Boletín de la Sociedad Geológica Mexicana

Volumen 70, núm. 1, 2018, p. 49 ‒ 60

The Paleoanthropocene of the Yucatán Peninsula: palynological evidence of environmental change

Gerald A. Islebe1,*, Nuria Torrescano-Valle1, Alejandro A. Aragón-Moreno1, Alejandro A. Vela-Peláez1, Mirna Valdez-Hernández1

1 El Colegio de la Frontera Sur, Herbario, Departamento Conservación de la Biodiversidad, Avenida Centenario km 5.5, Apartado Postal 424, CP 77014, Chetumal, Quintana Roo, México.

* This email address is being protected from spambots. You need JavaScript enabled to view it.


Human activities have changed and shaped landscape conditions of the Yucatán Peninsula for more than 4000 years. Several paleoecological studies showed the oldest pollen record of corn-based agriculture is from northern Belize, with an estimated age of 3300 BC.

Several other studies report maize between 1500 and 3000 BC from northern Guatemala and the Mexican part of the Yucatán Peninsula. After 3500 cal yr BP several paleoecological studies showed a marked tendency to drier climatic conditions. In pollen records, increased drought is expressed as a reduced presence of fossil arboreal pollen. Pollen records with the presence of Zea maysalso show other taxa, which are indicators of disturbance in different vegetation types.

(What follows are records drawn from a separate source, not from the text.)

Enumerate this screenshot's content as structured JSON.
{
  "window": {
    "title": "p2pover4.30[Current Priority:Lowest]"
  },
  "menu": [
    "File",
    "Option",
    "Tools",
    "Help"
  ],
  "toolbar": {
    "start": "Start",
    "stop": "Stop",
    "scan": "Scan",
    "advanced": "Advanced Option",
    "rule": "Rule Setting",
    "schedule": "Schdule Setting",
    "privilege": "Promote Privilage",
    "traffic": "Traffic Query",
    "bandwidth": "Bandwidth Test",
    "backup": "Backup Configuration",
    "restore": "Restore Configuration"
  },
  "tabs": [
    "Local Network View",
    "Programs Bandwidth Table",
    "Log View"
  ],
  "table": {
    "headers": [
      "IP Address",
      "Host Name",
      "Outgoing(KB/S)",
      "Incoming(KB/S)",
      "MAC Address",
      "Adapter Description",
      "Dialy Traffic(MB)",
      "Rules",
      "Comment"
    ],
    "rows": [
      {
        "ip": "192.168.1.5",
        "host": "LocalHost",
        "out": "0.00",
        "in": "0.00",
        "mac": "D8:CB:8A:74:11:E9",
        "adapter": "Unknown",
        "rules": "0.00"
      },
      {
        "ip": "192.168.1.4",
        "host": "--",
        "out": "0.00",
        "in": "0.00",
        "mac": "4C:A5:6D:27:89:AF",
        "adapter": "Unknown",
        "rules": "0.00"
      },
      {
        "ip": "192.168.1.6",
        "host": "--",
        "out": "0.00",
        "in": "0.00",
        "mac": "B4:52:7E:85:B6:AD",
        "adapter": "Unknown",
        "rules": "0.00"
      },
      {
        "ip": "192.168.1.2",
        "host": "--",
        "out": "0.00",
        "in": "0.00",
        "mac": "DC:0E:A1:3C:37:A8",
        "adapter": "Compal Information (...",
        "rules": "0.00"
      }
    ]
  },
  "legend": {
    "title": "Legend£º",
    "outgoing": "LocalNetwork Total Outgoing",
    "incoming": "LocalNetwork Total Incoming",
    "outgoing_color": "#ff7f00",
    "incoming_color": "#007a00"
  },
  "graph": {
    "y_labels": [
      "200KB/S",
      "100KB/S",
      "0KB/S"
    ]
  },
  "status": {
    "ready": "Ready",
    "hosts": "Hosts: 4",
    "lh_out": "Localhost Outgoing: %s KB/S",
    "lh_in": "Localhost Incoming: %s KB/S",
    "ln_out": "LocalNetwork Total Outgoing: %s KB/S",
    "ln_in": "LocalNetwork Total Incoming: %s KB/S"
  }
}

Keywords: Paleoanthropocene, Holocene, Yucatán Peninsula, fossil pollen, Zea mays.